▸ Data provided
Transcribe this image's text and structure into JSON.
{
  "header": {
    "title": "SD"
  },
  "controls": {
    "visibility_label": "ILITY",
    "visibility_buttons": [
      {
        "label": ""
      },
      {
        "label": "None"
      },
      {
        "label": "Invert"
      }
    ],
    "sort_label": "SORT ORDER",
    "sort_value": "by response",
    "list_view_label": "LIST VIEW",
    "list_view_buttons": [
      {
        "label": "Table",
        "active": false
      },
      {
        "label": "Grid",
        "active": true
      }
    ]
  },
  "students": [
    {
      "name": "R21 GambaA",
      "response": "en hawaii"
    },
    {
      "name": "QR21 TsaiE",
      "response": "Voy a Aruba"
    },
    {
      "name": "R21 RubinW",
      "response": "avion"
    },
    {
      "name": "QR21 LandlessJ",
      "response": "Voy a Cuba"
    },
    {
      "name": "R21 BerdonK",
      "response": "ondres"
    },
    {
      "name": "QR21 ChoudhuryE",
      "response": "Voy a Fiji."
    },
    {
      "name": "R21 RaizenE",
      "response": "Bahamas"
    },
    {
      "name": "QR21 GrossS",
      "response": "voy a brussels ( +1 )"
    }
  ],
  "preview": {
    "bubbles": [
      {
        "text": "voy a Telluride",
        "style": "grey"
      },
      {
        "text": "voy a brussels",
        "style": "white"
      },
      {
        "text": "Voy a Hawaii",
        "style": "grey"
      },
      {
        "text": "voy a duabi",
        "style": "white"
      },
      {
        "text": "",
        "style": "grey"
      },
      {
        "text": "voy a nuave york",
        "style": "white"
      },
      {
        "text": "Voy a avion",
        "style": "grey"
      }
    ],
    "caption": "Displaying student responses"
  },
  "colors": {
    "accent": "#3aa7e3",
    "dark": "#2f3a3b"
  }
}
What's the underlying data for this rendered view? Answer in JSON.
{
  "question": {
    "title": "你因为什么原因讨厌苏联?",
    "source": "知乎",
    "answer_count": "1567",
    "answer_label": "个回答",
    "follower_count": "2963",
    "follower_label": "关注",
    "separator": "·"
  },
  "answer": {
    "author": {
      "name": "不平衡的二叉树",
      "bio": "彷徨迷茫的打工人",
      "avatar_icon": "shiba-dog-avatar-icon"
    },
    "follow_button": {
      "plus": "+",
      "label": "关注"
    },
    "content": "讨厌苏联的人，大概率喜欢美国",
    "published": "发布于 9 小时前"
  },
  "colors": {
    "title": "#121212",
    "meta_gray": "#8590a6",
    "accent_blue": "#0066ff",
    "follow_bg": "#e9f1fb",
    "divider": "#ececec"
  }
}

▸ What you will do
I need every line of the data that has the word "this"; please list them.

▸ Your solution
Transcribe this image's text and structure into JSON.
What's the underlying data for this rendered view? Answer in JSON.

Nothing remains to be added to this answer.